As a starting point, the general rule within employment discrimination law is that customer preferences cannot justify discriminatory treatment by employers. That baseline has led courts to rule that employers cannot, for instance, hire only female flight attendants on grounds that people prefer to be served by women, or accommodate racist customers' requests for white employees. However, there are certain openings within federal employment discrimination law for some customer/client preferences, in some situations, to provide successful defenses to what would otherwise likely be actionable discrimination. In a recent article, I provided a taxonomy of those preferences, which I deem the “preferred preferences.” Such preferences include (1) aesthetic appeal; (2) physical privacy from employees of the opposite sex; (3) psychological comfort/affinity with employees of the same sex; (4) an English-speaking environment; (5) the desire not to be proselytized to/feel judged; and (6) convenience. As I noted there, an open question is whether diversity itself may become a seventh preferred preference to which courts will defer.

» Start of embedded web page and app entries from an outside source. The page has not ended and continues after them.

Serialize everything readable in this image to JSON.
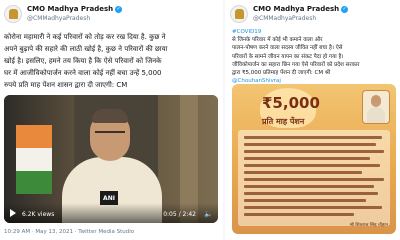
{
  "left_tweet": {
    "account_name": "CMO Madhya Pradesh",
    "handle": "@CMMadhyaPradesh",
    "text_lines": [
      "कोरोना महामारी ने कई परिवारों को तोड़ कर रख दिया है. कुछ ने",
      "अपने बुढ़ापे की सहारे की लाठी खोई है, कुछ ने परिवारों की छाया",
      "खोई है। इसलिए, हमने तय किया है कि ऐसे परिवारों को जिनके",
      "घर में आजीविकोपार्जन करने वाला कोई नहीं बचा उन्हें 5,000",
      "रुपये प्रति माह पेंशन शासन द्वारा दी जाएगी: CM"
    ],
    "video": {
      "views": "6.2K views",
      "duration": "0:05 / 2:42",
      "mic_label": "ANI"
    },
    "timestamp": "10:29 AM · May 13, 2021 · Twitter Media Studio"
  },
  "right_tweet": {
    "account_name": "CMO Madhya Pradesh",
    "handle": "@CMMadhyaPradesh",
    "text_lines": [
      "#COVID19 से जिनके परिवार में कोई भी कमाने वाला और",
      "पालन-पोषण करने वाला सदस्य जीवित नहीं बचा है। ऐसे",
      "परिवारों के सामने जीवन यापन का संकट पैदा हो गया है।",
      "जीविकोपार्जन का सहारा छिन गया ऐसे परिवारों को प्रदेश सरकार",
      "द्वारा ₹5,000 प्रतिमाह पेंशन दी जाएगी: CM श्री",
      "@ChouhanShivraj"
    ],
    "hashtag": "#COVID19",
    "mention": "@ChouhanShivraj",
    "poster": {
      "amount": "₹5,000",
      "subtitle": "प्रति माह पेंशन",
      "signature": "श्री शिवराज सिंह चौहान"
    }
  },
  "colors": {
    "link": "#1b95e0",
    "verified": "#1da1f2",
    "poster_accent": "#7a2f14"
  }
}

This piece addresses that specific question. First, I describe the broader context of “preferred preferences” within Title VII. Second, I explore how the diversity preference does--and does not--fit into that landscape, and how it connects up with affirmative action doctrine. I conclude with some suggestions about the best ways for employers to respond to the growing diversity preference.